Think about the last time you were moved by a commercial. Or, to the brave ones, think about the last commercial you teared up at. For most of us, we can instantly bring a particular moment back to our minds. Whether it's about a Thai Truemove beggar-turned-doctor, or the 2015 Super Bowl Budweiser "Lost Puppy" commercial, we all have that one ad that speaks to our emotions.

There is an important principle to be seen within these types of ad campaigns. Not only are these campaigns mixing marketing and media, but there's been a huge shift in how companies are starting understand, analyze and connect with their audiences. Frankly, it's fundamental to how businesses operate today.

Storytelling has been an "on and off" marketing buzzword since advertising became an integral part of business. A simple search online reflects a plethora of results on how everyone has some sort of story to share. And, perhaps, every business, every person, does have one. The key is knowing what is good and what is best. Storytelling is a timeless skill that goes far beyond stringing good slogans together or shooting a TV commercial. Storytelling is about curating content to create a need-based image for your product, reinforcing your brand's mission and connecting your consumers to said mission. Now more than ever, businesses, workers, and leaders have opportunities to stand out, spread messages, and make change through storytelling.

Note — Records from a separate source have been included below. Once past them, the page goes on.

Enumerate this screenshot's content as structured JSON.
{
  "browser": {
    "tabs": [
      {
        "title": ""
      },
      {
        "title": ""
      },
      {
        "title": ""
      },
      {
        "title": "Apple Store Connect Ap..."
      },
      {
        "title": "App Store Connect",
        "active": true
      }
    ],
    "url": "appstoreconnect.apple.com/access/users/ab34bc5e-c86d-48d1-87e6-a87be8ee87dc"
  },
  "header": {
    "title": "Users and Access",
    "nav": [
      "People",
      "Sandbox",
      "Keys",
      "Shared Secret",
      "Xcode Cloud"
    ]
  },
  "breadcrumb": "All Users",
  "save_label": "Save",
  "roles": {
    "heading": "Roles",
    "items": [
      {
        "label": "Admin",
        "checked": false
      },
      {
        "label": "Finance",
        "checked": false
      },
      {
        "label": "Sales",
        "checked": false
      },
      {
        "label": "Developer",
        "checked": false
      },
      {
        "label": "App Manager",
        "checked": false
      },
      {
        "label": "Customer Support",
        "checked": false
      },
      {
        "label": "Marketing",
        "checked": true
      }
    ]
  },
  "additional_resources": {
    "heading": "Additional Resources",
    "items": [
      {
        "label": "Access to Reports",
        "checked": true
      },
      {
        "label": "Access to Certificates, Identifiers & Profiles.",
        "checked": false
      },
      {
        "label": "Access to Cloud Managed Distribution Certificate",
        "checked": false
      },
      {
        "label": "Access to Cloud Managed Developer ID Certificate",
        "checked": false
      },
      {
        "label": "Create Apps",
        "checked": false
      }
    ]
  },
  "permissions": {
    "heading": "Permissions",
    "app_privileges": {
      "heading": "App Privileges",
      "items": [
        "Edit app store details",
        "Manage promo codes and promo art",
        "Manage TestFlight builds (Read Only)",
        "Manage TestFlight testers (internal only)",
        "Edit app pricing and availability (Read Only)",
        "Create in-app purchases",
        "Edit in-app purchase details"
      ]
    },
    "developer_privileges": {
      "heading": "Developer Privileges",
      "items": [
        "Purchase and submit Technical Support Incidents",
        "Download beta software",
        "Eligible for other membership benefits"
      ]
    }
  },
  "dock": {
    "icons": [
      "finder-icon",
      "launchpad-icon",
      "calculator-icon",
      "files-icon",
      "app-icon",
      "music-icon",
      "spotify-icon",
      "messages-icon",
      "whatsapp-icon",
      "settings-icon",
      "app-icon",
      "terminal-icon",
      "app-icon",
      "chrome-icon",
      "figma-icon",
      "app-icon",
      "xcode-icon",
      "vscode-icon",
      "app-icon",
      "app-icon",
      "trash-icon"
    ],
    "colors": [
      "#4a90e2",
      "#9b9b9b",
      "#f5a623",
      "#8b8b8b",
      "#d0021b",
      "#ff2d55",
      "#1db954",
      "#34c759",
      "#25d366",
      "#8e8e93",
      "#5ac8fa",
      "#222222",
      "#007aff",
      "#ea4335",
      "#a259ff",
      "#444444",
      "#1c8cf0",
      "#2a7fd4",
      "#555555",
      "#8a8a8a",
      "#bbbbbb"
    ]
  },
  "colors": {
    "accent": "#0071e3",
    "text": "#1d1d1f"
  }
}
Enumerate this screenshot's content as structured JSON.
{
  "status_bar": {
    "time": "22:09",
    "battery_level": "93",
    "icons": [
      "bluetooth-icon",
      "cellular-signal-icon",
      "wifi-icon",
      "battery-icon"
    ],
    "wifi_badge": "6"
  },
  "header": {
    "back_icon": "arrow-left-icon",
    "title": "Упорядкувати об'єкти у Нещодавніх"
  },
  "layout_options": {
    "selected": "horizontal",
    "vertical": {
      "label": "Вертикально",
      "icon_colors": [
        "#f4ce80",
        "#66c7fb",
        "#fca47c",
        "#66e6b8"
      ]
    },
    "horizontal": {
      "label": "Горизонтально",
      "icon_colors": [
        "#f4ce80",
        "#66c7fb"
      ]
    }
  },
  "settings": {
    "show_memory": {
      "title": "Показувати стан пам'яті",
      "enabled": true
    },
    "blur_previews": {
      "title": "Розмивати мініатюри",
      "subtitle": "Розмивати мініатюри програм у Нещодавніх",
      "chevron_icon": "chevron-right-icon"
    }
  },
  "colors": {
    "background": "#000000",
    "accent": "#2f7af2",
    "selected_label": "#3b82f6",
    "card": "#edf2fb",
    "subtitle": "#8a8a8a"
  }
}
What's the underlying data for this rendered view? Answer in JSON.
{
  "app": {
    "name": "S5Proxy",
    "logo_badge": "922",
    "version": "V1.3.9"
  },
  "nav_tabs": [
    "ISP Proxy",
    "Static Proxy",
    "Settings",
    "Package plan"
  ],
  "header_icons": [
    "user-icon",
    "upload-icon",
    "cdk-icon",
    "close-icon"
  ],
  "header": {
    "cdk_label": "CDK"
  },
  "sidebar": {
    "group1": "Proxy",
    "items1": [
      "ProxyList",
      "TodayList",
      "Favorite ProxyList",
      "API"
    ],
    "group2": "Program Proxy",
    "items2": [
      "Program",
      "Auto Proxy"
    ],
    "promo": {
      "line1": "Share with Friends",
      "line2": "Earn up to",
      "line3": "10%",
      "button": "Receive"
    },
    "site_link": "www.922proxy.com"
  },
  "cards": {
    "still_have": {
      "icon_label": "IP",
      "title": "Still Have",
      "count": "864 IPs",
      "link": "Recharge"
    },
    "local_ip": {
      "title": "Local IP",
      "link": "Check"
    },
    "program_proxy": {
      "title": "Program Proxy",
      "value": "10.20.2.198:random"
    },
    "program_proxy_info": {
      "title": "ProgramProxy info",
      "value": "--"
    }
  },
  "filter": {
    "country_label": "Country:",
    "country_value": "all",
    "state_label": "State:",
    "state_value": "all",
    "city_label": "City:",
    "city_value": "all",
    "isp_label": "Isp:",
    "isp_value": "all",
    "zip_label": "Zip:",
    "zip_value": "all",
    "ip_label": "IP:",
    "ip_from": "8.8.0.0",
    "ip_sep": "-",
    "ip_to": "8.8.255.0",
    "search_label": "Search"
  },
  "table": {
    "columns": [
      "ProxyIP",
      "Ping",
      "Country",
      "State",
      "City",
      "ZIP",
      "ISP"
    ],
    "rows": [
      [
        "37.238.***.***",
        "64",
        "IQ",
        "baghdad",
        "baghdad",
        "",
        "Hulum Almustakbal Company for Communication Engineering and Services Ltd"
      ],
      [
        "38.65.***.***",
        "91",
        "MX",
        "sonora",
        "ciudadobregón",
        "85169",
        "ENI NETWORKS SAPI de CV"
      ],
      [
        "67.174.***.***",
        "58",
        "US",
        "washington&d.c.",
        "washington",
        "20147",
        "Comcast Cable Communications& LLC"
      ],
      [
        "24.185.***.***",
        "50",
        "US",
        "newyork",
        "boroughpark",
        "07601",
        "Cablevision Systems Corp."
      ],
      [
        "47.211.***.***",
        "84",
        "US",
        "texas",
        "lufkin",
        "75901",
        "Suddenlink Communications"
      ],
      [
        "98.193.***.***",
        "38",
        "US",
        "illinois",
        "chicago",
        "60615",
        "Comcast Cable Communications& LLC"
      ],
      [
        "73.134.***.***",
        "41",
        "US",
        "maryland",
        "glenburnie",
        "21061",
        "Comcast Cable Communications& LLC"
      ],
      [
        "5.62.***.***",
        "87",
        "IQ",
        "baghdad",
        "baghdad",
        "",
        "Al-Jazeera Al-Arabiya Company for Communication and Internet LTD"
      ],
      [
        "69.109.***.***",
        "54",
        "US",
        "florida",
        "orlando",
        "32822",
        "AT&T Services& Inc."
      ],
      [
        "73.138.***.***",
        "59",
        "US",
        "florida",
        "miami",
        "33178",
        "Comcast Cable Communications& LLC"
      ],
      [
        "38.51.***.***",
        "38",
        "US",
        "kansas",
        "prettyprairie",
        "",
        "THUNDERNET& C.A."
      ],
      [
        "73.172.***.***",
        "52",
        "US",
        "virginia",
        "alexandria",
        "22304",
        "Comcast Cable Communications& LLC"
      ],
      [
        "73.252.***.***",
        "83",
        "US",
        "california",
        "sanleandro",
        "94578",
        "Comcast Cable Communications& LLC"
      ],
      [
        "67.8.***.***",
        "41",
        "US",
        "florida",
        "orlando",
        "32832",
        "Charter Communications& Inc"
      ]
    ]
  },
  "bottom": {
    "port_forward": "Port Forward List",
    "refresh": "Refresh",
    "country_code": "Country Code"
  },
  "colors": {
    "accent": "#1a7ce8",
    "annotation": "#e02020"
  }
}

"The content strategy is really driven based upon that storytelling." Says Paul Salay, CCO of Cision, a global media intelligence company. "We like to tell stories of how clients get value. We also like to tell stories that stretch our clients to think differently about how they're doing the job they're doing today." Companies are not building something that the client needs today. It may sound like an odd concept, but not all marketing campaigns are designed for instant results. Companies are starting to building something that consumers will be using in 2-3 years. With more and more companies beginning to blur marketing and media channels, the wide collection of information gathered about consumers ultimately lends itself to prolonged advertising.

Company content strategies are helping develop stories to create needs for consumers, to bridge a mental gap from what consumers are buying today to what they need in the future. The best kinds of stories understand, firstly, who their audience is before creating the content. You have to have a different story for different levels of audiences.

Consumers access information differently. Traditional media sends a very different message and is constructed to tell a certain story compared to digital marketing. Salay continues, "When I hear something or see something, I am immediately validated through my technology. And when I don't see a cohesive approach, across all those channels, [it] really caused angst for me." Salay says that his content strategy attempts to streamline it's themes throughout multiple channels since an audience has many forms of access to it. Although a story visually may look different on different devices, the story stays the same.

Reinforcing your brand through multiple channels is an evolution, not a revolution. Using traditional media should reinforce the story told on the ever-developing social media outlets. It should amplify consumer connection. To the consumer it may seem simple and flawless, though every good marketing team understands that the need to know the "Y" first is crucial to success.

If you don't have thought leadership that helps your clients or your consumers think differently about your product, your solutions, or mission, you're expecting them to make that leap on their own. Maybe they'll get there, maybe they won't. But to take the time and to think about where you want your business to go in the future allows companies to really engage with their clients, to give them prescriptive of what to do better today, in hopes of a better future.

When you're thinking about what your consumer is thinking about, it's about providing additional value back to the consumer and what they do today, while having them think differently and challenges them. It is a marketing glue that holds a story together in reinforcing brand values and sharing them in creative outlets.

Published on: Jan 26, 2016
The opinions expressed here by Inc.com columnists are their own, not those of Inc.com.